It’s not that your product’s bad. It’s the stupid packaging.
Except a lot of people will instead think you’re saying, “It’s the packaging, stupid.”
Your competitors will do everything they can to promote that interpretation. As MSNBC points out, administration opponents are literally institutionalizing the word “arrogance” in reference to what Massachusetts voters were complaining about and how the White House has responded to it.
At the core of almost every public’s fear and loathing are legitimate issues. You may think your smarts in creating a value-added product trumps all that. They don’t.
You can’t win people who think you’re dismissing them. Even if you suspect they don’t have a clue what you’re really selling.
. . . . . . . . . .
Here’s the first: The threat of discovery doesn’t stop some people from behaving badly.
Tiger’s melt-down isn't the failure of a crisis plan. There wasn’t one. None of Tiger Inc.'s image handlers prepared memos outlining what to do if it came out that Mr. Woods enjoyed extramarital affairs like some people collect snow globes. Damage control strategies started after the truth. Not before.
Today’s Internet-driven reality TV culture means we’re following scandals more than ever. We’re very familiar with the “PR angle” of every story. This has created a belief that PR is the end result of itself. For example: Say a professional sports star gets caught illegally playing partybingo online. The public debate over how the athelete responds to being found out will quickly become as big a headline as the issue of whether what he or she was doing online had any undue influence.
We assume that image is a universally valued currency to be saved or squandered. But this confuses how we rationalize self-destructive behavior by prominent people.
Take for example a recent Harvard Business Review article on responding to scandals. In it two researchers argue that Chinese executives who added melamine to milk sold in the U.S. might have acted differently had they only anticipated people's emotional reaction people to media coverage about dead infants.
The world doesn’t work that way. Businessmen who poison food to increase profits are criminals. And criminals are psychopaths that by definition don’t care what happens to others. They’re bad people, not bad public relations planners.
True story. Many years ago I was in my hotel room watching the local news when suddenly the TV showed a mug shot of my client. The government official at the center of our at-risk youth campaign had been arrested for soliciting a teenage prostitute.
We had nothing prepared for this. What we did have, however, was an appreciation of how things would get worse if people thought we were treating the scandal as primarily a PR problem to be resolved with spin and posturing.
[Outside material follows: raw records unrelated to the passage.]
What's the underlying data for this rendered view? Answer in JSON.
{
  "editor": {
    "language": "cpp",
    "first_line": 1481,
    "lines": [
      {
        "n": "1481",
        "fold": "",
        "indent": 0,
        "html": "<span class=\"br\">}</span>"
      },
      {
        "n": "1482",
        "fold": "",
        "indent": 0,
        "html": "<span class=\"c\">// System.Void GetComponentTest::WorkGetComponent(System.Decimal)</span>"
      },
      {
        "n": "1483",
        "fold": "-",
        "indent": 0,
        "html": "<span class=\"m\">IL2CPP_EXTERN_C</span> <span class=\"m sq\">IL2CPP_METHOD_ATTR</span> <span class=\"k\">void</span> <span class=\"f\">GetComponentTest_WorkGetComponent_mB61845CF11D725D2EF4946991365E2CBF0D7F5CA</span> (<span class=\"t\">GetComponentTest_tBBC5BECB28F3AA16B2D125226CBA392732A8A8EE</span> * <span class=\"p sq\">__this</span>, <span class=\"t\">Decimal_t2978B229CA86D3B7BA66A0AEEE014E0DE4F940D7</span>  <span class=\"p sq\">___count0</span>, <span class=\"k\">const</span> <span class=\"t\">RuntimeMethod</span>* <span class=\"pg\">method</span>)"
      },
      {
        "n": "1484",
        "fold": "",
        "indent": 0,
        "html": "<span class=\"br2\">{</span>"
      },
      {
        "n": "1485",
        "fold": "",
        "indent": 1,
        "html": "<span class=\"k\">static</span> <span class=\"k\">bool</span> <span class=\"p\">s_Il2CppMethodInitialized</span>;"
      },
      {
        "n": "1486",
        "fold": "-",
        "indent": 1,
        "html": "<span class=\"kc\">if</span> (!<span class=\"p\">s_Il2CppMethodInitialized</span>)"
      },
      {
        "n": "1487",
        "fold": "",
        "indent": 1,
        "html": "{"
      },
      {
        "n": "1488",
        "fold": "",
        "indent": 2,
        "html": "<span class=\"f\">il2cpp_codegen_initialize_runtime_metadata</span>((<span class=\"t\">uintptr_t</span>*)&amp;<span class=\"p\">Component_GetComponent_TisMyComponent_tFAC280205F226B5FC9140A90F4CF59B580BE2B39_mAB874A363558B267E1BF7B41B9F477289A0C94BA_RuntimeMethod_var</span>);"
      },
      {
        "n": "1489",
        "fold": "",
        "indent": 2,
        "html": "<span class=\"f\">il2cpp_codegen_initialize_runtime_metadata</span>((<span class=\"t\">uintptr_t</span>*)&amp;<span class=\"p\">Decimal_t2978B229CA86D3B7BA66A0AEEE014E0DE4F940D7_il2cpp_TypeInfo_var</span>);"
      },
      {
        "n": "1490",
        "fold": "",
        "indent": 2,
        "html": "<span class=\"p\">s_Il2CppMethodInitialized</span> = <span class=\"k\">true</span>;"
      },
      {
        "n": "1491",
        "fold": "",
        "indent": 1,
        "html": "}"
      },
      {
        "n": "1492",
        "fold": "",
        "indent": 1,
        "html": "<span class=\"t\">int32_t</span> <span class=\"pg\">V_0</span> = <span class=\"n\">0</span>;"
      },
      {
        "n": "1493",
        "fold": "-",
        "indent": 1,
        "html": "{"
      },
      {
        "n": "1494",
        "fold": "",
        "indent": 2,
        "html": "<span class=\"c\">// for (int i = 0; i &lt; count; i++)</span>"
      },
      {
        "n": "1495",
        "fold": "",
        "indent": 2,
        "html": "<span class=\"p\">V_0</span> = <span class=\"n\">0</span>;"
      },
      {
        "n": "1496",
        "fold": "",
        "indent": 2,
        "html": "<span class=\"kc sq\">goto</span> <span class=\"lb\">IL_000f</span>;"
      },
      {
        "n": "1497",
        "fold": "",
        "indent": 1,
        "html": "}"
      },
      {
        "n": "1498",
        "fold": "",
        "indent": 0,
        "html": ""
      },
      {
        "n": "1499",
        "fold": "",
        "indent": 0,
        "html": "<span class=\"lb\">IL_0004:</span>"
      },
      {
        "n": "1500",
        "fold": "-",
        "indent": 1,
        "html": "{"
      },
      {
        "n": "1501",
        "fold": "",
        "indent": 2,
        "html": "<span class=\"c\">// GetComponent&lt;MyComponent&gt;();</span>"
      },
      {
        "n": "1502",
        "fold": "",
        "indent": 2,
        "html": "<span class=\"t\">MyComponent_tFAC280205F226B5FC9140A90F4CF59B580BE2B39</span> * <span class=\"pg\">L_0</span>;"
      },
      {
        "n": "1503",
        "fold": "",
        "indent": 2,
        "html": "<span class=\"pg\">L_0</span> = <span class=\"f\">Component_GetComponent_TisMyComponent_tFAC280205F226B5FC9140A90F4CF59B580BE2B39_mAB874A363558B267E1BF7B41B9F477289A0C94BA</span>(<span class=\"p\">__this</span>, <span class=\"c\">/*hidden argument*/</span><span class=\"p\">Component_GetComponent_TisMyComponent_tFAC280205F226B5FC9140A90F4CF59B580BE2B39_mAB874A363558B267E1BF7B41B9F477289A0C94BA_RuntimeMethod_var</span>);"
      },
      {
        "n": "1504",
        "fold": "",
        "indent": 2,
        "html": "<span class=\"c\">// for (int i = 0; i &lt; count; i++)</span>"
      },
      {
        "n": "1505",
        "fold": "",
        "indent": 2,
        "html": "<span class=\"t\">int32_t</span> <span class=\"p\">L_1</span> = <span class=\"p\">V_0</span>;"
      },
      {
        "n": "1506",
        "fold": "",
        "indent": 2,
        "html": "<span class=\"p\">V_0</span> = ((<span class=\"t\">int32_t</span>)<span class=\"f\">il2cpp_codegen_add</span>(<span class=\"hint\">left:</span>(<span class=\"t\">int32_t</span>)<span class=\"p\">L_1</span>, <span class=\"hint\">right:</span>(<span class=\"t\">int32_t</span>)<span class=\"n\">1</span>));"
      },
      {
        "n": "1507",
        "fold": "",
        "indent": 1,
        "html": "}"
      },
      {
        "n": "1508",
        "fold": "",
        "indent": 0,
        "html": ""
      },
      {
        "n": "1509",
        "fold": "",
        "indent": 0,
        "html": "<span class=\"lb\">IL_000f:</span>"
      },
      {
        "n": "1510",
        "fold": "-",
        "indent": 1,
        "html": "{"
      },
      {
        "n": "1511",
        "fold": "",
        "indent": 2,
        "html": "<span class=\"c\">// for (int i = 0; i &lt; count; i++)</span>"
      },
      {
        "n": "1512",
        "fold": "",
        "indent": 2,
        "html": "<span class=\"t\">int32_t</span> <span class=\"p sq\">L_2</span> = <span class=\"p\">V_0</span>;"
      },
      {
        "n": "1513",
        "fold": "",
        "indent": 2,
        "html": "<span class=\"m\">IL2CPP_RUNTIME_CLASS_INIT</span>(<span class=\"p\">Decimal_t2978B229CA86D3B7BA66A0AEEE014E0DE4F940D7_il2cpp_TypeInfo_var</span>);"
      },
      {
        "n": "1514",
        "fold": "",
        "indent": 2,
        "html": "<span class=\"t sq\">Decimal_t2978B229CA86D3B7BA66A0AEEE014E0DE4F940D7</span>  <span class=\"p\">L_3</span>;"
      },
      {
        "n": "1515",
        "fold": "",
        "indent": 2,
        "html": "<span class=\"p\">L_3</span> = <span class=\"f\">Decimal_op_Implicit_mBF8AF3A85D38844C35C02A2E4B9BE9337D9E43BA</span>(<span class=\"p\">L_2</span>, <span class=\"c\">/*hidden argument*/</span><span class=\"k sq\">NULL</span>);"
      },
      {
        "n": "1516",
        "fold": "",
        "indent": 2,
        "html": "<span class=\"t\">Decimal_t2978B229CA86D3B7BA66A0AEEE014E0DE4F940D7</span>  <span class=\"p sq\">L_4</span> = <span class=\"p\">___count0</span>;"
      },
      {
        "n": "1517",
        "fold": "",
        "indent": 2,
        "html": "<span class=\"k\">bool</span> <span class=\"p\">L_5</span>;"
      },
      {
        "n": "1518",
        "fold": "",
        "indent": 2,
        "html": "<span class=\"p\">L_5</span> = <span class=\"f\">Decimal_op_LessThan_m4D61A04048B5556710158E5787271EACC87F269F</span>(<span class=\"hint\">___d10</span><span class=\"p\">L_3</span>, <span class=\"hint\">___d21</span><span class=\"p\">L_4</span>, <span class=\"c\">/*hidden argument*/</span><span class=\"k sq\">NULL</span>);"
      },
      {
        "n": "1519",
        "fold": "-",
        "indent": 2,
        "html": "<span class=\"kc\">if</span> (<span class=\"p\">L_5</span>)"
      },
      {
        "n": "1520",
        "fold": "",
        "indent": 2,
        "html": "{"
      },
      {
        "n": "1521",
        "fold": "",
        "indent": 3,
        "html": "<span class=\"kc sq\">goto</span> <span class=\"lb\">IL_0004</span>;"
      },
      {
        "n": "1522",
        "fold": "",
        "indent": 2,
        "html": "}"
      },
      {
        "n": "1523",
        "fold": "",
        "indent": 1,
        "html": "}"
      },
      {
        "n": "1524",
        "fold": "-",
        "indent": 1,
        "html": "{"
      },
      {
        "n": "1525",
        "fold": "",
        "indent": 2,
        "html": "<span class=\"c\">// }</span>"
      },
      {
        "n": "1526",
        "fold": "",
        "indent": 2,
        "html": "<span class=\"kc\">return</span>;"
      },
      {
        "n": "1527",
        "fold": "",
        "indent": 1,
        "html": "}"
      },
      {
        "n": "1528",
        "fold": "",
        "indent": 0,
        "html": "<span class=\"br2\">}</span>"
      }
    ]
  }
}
That got us through it.
In the same way, Tiger’s self-destruction also reminds us of the second lesson: That effective crisis planning is having the ability to respond to situations nobody sees coming.
In the real world, that has to include people in charge being caught doing very bad things.
. . . . . . . . . .